US astronomer who discovered the planet Pluto 1930.
Tombaugh, born in Streator, Illinois, became an assistant at the Lowell
Observatory in Flagstaff, Arizona, in 1929, and photographed the sky
in search of an undiscovered but predicted remote planet.
The new planet would be dim, so each photograph could be expected to
show anything between 50,000 and 500,000 stars. And, because of its
distance from the Earth, any visible motion would be very slight. Tombaugh
solved the problem by comparing two photographs of the same part of
the sky taken on different days. The photographic plates were focused
at a single point and alternately flashed rapidly on to a screen. A
planet moving against the background of stars would appear to move back
and forth on the screen. Tombaugh found Pluto on 18 Feb 1930, from plates

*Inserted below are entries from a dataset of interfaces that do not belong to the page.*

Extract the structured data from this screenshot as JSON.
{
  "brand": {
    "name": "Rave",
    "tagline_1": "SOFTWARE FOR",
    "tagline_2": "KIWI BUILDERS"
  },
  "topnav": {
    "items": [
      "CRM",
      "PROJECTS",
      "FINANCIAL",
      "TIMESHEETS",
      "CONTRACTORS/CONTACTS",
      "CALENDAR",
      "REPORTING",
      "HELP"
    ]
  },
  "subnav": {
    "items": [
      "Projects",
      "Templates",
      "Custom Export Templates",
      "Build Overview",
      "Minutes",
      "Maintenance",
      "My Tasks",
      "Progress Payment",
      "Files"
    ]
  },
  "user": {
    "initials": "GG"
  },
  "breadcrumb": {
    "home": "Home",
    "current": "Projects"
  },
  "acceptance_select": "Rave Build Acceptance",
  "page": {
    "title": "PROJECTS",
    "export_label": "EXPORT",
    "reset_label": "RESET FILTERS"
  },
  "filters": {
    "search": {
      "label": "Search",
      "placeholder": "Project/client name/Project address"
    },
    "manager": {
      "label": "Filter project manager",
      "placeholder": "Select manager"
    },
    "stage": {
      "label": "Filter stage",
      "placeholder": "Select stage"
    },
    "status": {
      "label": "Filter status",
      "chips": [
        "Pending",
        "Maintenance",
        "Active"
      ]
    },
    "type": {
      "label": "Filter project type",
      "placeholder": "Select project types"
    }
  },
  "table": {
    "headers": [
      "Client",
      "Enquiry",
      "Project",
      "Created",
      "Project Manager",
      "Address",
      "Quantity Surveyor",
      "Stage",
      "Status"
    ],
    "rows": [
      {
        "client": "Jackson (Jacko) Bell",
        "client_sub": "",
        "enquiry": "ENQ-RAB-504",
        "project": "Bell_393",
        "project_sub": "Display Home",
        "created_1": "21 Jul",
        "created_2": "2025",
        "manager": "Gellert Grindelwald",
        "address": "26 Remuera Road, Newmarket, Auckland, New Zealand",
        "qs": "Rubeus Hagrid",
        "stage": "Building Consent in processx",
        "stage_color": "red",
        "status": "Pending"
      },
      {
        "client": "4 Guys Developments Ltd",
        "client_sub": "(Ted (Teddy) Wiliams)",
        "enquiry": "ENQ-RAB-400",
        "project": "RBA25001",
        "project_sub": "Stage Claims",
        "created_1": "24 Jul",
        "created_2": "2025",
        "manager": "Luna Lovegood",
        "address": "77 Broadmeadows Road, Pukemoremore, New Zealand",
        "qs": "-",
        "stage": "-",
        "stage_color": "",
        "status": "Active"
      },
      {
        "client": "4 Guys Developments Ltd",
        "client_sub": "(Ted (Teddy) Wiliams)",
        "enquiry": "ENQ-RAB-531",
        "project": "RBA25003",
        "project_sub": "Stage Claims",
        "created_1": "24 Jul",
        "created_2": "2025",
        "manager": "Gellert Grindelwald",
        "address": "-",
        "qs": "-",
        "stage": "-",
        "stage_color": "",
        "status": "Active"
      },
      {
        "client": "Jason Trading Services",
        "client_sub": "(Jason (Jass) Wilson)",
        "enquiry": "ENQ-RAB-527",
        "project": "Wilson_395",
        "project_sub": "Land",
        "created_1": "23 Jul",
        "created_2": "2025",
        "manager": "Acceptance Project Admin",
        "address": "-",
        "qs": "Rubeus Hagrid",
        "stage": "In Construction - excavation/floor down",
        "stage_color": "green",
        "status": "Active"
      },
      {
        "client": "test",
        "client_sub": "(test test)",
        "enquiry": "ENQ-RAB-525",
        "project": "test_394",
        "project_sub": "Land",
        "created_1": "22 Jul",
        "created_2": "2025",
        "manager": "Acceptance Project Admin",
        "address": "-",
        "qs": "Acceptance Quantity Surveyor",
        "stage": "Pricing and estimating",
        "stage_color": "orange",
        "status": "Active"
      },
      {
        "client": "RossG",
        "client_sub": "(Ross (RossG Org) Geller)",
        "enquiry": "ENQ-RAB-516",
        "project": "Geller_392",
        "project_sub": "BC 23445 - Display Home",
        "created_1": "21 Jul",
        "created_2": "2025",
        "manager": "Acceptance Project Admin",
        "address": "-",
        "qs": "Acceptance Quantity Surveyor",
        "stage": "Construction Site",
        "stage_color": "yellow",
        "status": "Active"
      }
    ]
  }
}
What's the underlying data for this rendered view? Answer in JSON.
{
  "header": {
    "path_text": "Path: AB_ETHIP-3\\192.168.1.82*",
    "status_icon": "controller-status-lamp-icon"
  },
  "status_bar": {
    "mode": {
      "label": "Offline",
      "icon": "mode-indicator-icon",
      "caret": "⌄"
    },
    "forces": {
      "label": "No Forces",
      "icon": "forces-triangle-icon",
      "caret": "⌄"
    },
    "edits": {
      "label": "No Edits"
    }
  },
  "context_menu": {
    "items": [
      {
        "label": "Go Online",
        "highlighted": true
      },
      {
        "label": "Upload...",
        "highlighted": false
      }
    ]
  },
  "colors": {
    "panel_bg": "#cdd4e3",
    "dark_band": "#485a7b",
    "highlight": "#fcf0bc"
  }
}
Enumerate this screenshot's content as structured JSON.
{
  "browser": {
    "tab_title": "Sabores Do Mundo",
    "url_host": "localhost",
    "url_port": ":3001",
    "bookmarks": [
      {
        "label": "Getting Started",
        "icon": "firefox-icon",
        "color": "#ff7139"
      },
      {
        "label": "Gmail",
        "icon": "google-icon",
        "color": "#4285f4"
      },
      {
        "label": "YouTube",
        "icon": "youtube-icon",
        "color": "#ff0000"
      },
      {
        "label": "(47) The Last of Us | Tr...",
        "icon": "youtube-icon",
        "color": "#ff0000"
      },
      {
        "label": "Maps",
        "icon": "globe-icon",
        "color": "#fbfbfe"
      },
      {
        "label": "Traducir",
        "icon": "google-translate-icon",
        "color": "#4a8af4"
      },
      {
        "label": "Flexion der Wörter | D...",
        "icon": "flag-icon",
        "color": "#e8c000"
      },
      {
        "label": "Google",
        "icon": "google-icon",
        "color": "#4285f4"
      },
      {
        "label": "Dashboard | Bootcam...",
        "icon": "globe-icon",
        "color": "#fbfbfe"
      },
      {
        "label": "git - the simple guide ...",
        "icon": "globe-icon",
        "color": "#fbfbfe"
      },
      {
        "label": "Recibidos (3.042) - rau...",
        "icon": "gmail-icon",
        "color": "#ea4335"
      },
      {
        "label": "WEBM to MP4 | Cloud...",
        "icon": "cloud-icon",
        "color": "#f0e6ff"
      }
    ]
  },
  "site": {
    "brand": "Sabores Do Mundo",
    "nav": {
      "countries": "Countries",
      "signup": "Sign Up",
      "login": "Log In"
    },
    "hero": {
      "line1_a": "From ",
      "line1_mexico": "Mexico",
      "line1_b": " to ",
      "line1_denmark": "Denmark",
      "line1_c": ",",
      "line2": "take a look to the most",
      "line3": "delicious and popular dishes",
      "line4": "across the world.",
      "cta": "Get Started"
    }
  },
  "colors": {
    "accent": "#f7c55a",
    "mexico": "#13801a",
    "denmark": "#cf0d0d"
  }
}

taken three weeks earlier. He continued his search for new planets across
the entire sky; his failure to find any placed strict limits on the
possible existence of planets beyond Pluto.